Early estimates of gas well performance were conducted by opening the well to the atmosphere and then measuring the flow rate. Such "open flow" practices were wasteful of gas, sometimes dangerous to personnel and equipment, and possibly damaging to the reservoir. They also provided limited information to estimate productive capacity under varying flow conditions. The idea, however, did leave the industry with the concept of absolute open flow (AOF). AOF is a common indicator of well productivity and refers to the maximum rate at which a well could flow against a theoretical atmospheric backpressure at the reservoir. The productivity of a gas well is determined with deliverability testing.

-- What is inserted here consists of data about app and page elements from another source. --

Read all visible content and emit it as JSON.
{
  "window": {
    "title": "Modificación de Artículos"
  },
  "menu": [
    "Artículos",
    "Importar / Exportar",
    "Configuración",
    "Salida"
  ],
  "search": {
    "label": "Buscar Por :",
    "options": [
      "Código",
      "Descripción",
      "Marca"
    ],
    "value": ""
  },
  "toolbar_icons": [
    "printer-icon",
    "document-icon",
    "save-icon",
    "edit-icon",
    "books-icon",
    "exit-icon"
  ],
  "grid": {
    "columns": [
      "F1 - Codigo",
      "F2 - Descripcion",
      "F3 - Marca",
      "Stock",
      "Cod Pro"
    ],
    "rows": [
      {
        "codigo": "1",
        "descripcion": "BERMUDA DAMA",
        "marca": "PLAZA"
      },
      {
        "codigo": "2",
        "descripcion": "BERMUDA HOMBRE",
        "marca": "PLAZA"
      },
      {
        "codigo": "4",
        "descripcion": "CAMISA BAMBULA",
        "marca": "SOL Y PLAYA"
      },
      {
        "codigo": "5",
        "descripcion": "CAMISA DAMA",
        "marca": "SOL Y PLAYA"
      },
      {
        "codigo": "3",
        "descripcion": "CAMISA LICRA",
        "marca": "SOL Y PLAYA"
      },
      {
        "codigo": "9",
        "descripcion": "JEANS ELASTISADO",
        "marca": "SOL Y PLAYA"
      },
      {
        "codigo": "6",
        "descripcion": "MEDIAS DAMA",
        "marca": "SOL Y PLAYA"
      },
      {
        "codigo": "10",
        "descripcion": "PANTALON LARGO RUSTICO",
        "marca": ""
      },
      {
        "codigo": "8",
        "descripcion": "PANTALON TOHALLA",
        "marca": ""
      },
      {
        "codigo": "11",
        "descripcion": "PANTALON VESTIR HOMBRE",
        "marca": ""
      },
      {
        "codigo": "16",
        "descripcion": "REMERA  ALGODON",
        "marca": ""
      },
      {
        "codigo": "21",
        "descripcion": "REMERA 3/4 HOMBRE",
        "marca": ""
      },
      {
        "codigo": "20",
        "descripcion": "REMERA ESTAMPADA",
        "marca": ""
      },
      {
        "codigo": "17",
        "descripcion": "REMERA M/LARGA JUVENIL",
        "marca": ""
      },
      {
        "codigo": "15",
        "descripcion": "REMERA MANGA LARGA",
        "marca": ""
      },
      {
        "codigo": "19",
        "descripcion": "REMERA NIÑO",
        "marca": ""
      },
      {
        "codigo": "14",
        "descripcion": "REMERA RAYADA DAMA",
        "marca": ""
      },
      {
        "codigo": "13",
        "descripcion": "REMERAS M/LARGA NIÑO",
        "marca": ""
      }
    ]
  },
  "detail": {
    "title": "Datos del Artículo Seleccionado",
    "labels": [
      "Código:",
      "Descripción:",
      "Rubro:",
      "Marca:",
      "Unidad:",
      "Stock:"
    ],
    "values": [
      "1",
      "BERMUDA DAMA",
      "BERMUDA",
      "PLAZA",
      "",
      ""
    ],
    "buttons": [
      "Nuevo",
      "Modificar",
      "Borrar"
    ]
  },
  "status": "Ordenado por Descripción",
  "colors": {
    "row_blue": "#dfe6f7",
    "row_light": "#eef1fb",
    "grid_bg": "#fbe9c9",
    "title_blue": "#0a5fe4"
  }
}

This article discusses the implementation and analysis of the modified isochroncal testing for gas well deliverability tests. Both the Rawlins and Schellhardt and Houpeurt analysis techniques are presented in terms of pseudopressures. The time to build up to the average reservoir pressure before flowing for a certain period of time still may be impractical, even after short flow periods. Consequently, a modification of the isochronal test was developed to shorten test times further. The objective of the modified isochronal test is to obtain the same data as in an isochronal test without using the sometimes lengthy shut-in periods required to reach the average reservoir pressure in the drainage area of the well.